I had a meaningful convo this weekend with some friends about racism and how "well-meaning" people can verbalize their deep-seated racism without even realizing it.
See, most people in the USA live in cultural silos where racism and bigotry has a way of breeding like mosquitos in standing water. When you get in a more blended environment (college, workplace, multi-ethnic churches, Peace Corps! etc.), it's easy for these sentiments to slip out because it is baked into your subconscious. We see this happen with microaggressions -- like when people ask "no, where are you really from" after your response about your hometown in the suburbs of Seattle doesn't match up to your phenotypical presentation. This is usually also the person who says "I don't see race!" Cue eye roll.
However, comments like these won't fly in mixed company, and often times the offender will be in for a shock when they realize something they always heard to be true, based in honest curiosity or just a funny joke is actually harmful and hateful. Oh! The sudden horror on their faces when they've been exposed publicly for their private thoughts! Then, followed by a look that conveys their deep inward search for an excuse... and then... if this is their first rodeo, they blurt out -- wait for it --
"but I have a black [friend/lover/neighbor/child/boss]!"
Ooooh. Another one bites the dust. Bless his/her heart.
So before we embarrass ourselves while showcasing our built-in anti-blackness, racist undertones in our subconscious, or general bigotry in an unforgiving setting, perhaps we can all work to break out of our cultural silos and surround ourselves ASAPly in the power of diversity that being a US citizen brings but very few of us meaningfully engage in. Let's start today, since it's Black History Month, and all. No time like the present!
Here's a great way to celebrate BHM, aka #BlackExcellenceSZN: Don't just consume black culture, build community with black people; cultivate meaningful relationships with the black people who share your spaces.
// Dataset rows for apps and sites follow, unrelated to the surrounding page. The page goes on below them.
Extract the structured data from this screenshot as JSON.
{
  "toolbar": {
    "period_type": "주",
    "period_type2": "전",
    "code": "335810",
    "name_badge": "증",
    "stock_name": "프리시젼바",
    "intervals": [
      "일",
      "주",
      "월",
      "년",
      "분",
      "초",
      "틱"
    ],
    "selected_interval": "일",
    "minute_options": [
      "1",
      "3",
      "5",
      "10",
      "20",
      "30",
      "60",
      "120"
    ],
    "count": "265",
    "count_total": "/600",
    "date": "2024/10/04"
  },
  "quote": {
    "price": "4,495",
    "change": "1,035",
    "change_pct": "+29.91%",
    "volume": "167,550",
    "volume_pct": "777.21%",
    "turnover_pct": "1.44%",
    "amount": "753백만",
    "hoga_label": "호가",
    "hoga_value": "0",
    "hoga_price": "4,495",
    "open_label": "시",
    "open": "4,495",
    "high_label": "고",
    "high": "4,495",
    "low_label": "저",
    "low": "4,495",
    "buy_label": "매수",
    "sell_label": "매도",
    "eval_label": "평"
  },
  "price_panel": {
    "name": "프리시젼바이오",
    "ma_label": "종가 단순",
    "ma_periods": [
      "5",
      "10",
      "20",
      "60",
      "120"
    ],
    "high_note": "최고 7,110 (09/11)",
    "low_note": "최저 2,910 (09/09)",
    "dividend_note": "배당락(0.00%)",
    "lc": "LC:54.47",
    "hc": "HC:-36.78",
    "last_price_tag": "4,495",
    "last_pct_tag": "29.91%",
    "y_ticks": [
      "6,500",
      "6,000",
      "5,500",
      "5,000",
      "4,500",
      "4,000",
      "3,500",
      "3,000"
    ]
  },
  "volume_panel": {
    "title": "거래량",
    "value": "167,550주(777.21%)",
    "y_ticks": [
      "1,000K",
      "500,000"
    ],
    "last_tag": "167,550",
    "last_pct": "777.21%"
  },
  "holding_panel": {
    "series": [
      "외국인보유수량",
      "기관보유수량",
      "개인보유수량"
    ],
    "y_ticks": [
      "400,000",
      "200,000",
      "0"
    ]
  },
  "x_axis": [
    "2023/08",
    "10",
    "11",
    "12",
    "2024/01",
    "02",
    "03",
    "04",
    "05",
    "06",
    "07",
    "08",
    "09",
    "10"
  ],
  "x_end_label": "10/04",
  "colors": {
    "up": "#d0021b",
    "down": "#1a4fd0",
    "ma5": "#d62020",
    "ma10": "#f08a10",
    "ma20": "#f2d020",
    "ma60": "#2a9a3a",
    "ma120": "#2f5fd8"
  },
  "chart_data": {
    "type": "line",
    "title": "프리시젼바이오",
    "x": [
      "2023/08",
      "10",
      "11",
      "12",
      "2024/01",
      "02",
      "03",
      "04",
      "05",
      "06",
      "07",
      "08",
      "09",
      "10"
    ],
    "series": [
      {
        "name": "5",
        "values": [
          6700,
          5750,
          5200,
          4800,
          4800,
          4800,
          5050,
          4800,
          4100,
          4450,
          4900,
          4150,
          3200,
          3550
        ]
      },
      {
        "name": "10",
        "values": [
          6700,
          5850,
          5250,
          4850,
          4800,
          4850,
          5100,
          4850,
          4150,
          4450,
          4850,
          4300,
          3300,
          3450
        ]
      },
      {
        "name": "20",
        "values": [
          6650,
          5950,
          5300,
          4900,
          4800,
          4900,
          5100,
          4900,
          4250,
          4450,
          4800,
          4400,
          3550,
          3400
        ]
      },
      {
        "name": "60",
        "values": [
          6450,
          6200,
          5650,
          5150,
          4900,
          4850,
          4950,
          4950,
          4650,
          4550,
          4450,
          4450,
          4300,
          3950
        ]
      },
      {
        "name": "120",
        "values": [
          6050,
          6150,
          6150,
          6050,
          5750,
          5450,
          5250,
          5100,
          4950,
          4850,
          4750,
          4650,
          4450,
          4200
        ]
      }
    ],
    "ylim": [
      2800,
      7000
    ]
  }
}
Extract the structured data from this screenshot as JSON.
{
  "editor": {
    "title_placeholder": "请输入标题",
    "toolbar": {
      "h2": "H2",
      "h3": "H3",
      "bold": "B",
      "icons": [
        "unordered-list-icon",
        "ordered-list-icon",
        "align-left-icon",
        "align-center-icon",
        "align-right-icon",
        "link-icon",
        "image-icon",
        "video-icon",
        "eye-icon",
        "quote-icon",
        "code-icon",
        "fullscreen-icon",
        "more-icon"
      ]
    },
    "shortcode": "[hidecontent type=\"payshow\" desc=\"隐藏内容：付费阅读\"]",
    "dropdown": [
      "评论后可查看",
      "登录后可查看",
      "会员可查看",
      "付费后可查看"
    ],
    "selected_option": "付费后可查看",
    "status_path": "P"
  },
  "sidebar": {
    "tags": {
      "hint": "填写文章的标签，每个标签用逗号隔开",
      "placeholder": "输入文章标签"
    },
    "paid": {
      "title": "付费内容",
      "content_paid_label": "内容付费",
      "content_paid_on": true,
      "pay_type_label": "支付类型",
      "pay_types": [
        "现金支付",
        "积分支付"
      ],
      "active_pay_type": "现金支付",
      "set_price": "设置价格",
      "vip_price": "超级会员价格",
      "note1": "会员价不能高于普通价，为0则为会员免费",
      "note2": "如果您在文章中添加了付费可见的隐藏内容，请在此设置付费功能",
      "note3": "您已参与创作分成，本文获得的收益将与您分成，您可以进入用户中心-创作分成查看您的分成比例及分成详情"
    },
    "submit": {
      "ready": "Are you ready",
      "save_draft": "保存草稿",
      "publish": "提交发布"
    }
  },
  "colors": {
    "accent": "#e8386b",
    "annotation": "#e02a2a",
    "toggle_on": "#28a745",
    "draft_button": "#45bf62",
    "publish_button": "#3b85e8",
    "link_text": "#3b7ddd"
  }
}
I love that you love LEMONADE and can recite every Cardi B song word-for-word (except the N word), but do you know the cultural significance behind their craft? Do you even care to know? Are you questioning why black Americans are so amped up about Black Panther, but have yet to read an article written by a black woman about the necessary hype? Would you go see it with a black person without making it awkward? Are you mad that I just found a way to weave in a Black Panther reference into this blogpost? I digress...
Begin to see & embrace black people who are living their everyday "ordinary" American lives through their personal experience and listen to their stories. My community here in Ecuador gets to experience this firsthand every time they interact with me, and it's always a good time. I feel like every time someone looks at me funny when I say "Soy Estadounidense", I am breaking stereotypes. Baby steps, or whatever.
Breathe easy: You won't have to use MLK quotes out of context necessary here. You'll probably learn a lot more about us as a people than any textbook during the one-month section on 400+ years worth of African-American history could ever properly convey. You're more likely to understand why we *still* fight for freedom, and perhaps you'll be more inclined to join alongside us. History is best told firsthand.
Back in December, I went to visit a fellow Peace Corps volunteer in Santo Domingo, Ecuador. She gave me a heads up about her landlord saying: "I don't think she's racist, but she may be surprised to meet you because you're black." I definitely put a guard up after hearing that (#GetOut), but was still curious to see her reaction upon laying her eyes on my brown skin and fluffy fro. Thankfully, the landlord welcomed me no differently than normal and I quickly felt the Ecuadorian warmth as she got to know me over our dinner. She invited me into her home later on where she served us tea and cookies and has since given me a full invitation to stay with her any time I visit in the future. Phew, crisis averted.
(Movie night with FREE, a peer org that supports Peace Corps Volunteers of Color in Ecuador)
A few weeks later, that PCV told me that the maintenance man I met shared something with the landlord after meeting me that struck a chord in my spirit. When he heard I was US American and then met me, he couldn't reconcile that reality, because of my dark skin. But when he finally heard me speak english (ha), it completely clicked and he mused out loud: "If she's American, that means I could be too." And that my friends, is why I am happy to be different; to stand out and to be looked at as an outsider. Because my very existence as a Black American Woman changes the perspectives of people who get close enough to hear & see me be myself, no matter where I am on this planet. This is why I celebrate Black History Month, and am always proud of the heritage of being a child of the African Diaspora.
Like Langston Hughes, I am your darker sister... and it's time you stop staring at me for sitting in my rightful place at the dinner table and start talking with me.
Let's break bread & eradicate anti-blackness while we're at it, together.